September 10, 2008

Recommendations for the Federal Government on Community Economic Development and the Social Economy

Five major networks – the Canadian Co-operative Association, the Canadian Community Economic Development Network, Chantier de l’économie sociale, Conseil québécois de la coopération et de la mutualité, and the Conseil Canadien de la Coopération – representing thousands of co-operatives, community-based organizations, and non-profit enterprises across the country, propose a new partnership between communities and the Canadian government to build a stronger economy, invest in sustainable communities, and tackle poverty.

With our economy under stress from the growing downturn in the United States and the continuing pressures of globalization, we believe that now – more than ever – Canada needs stronger policies for community economic development (CED). A commitment by the Government of Canada to support CED and the social economy will allow Canada to join the growing number of countries around the world that have adopted policies to support this rapidly growing movement.

Through our networks rooted in every region of Canada, we have seen how community economic development can help to create resilient communities. Social economy enterprises and organizations, both co-operative and non-profit, have been successful in responding to local needs, including housing, health, environment, agriculture, culture, recreation, tourism, and childcare.

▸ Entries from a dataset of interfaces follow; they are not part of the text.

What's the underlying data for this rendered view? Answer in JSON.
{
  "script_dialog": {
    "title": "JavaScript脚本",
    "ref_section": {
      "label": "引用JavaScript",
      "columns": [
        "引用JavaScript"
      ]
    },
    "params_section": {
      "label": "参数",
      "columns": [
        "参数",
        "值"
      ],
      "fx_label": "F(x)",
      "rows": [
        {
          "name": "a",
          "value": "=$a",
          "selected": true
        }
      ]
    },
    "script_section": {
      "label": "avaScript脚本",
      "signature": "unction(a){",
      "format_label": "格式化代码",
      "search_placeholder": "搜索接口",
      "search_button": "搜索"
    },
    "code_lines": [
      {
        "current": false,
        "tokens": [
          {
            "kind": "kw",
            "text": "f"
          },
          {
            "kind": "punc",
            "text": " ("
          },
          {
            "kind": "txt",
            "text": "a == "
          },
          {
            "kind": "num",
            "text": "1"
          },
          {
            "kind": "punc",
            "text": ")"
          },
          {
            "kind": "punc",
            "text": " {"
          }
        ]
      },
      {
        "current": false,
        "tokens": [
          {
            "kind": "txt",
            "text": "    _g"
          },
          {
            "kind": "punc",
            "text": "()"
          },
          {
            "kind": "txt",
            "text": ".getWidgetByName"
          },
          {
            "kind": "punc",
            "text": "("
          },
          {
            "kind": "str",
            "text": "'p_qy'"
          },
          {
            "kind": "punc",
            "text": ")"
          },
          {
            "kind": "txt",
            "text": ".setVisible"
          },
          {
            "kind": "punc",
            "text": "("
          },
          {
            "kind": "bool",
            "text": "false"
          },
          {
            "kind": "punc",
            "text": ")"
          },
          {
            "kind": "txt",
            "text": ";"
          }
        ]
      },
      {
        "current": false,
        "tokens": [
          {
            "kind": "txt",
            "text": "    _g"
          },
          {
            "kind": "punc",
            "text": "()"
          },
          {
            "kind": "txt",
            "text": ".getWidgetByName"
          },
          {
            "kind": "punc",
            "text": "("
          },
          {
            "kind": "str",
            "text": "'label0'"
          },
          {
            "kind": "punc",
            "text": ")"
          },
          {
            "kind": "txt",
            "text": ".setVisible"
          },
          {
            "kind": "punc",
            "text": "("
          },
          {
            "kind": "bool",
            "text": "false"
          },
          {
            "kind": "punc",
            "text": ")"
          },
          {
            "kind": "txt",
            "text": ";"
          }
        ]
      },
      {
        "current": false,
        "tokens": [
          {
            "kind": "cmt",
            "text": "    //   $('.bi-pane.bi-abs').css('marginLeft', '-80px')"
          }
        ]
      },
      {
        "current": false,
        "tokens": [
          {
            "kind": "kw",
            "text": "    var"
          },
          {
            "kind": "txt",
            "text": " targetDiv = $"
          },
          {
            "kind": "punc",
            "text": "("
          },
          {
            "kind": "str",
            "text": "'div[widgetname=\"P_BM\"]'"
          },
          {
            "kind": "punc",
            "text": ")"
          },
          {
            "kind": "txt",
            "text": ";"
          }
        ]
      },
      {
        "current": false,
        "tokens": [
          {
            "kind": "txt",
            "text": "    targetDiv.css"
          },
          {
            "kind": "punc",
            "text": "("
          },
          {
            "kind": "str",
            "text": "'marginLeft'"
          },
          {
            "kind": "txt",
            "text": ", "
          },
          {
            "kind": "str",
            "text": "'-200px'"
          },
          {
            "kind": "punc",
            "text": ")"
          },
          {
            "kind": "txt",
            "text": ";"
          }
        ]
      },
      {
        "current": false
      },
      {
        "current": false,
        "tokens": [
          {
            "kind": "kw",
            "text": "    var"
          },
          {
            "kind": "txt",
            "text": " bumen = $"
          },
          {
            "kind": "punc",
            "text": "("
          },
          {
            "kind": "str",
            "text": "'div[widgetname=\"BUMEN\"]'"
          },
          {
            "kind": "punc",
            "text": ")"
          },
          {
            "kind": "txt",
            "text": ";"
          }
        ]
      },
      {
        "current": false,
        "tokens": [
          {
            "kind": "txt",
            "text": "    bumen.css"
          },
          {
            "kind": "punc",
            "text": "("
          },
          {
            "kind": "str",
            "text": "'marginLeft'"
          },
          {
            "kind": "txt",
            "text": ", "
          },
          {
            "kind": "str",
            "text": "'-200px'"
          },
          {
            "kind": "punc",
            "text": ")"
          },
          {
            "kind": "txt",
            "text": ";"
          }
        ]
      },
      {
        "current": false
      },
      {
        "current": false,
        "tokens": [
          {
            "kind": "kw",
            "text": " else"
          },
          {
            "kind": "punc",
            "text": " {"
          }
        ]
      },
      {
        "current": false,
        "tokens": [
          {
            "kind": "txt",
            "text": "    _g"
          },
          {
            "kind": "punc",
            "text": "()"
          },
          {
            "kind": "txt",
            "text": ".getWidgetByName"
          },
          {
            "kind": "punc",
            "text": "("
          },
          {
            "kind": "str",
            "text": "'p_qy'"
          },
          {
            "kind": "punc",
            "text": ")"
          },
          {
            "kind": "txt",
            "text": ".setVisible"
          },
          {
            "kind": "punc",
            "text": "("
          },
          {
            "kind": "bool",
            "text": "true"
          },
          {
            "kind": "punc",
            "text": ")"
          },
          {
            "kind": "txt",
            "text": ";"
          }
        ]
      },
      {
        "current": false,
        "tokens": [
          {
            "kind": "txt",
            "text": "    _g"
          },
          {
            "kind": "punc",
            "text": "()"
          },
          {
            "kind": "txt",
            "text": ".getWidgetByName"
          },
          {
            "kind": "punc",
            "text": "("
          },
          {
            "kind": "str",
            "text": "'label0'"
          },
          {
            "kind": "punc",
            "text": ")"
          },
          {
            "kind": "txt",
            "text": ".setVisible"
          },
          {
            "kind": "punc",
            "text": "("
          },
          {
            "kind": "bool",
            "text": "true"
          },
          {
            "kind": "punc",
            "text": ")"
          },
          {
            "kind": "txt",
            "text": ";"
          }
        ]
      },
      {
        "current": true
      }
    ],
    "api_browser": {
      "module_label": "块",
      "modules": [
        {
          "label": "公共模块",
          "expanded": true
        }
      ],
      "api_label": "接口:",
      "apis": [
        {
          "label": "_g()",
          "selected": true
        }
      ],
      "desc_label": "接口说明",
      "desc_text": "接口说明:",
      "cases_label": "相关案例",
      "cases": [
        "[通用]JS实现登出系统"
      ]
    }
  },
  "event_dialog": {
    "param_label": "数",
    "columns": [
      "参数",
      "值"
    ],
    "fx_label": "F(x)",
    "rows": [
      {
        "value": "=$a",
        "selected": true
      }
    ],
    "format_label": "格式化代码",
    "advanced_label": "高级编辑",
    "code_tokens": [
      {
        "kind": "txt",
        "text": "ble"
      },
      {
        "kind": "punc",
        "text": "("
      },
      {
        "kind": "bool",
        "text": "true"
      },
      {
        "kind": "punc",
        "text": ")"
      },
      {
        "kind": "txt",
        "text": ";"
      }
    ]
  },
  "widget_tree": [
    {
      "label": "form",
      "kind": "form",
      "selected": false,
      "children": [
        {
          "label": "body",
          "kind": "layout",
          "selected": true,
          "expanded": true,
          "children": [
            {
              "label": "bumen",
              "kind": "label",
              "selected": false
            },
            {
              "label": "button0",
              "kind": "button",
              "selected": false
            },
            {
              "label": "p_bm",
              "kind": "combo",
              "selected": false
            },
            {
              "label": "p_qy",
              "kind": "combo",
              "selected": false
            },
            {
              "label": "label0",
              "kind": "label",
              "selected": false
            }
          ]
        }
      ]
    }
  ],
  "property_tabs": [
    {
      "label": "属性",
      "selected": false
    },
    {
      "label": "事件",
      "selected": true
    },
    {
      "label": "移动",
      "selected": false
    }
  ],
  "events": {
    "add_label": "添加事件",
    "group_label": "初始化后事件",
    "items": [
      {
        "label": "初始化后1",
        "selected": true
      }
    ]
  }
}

People working together to deal with common economic and social problems can have a powerful positive impact on rural, urban and Aboriginal communities. In many communities, businesses are closing down or moving away while community-led social economy organizations remain rooted, delivering valuable services, creating opportunities, and maintaining jobs.

Our impact is far-reaching. Canada’s co-operative sector has assets of $250-billion. Canadians have more than 17 million memberships in co-operative organizations and the sector provides over 150,000 jobs. In 2001, the GDP of the core non-profit sector amounted to $25.4-billion, representing 2.5% of the overall economy. This share increases to $80.3-billion or 6.8% of GDP when hospitals, universities and colleges are included.

Recommendations include:

  • A Greater Role for Social Enterprise in Economic Revitalization
  • Support for New and Emerging Co-ops
  • Sustainable Support for Community Economic Development (CED) Organizations and Community Capacity Building
  • Support for Technical Resources and Expertise for Enterprising Non-Profits
  • Access to Capital
  • A National Anti-Poverty Strategy with Targets, Timetables and Resources.

To download the full document, including expanded information on the recommendations, please click here>>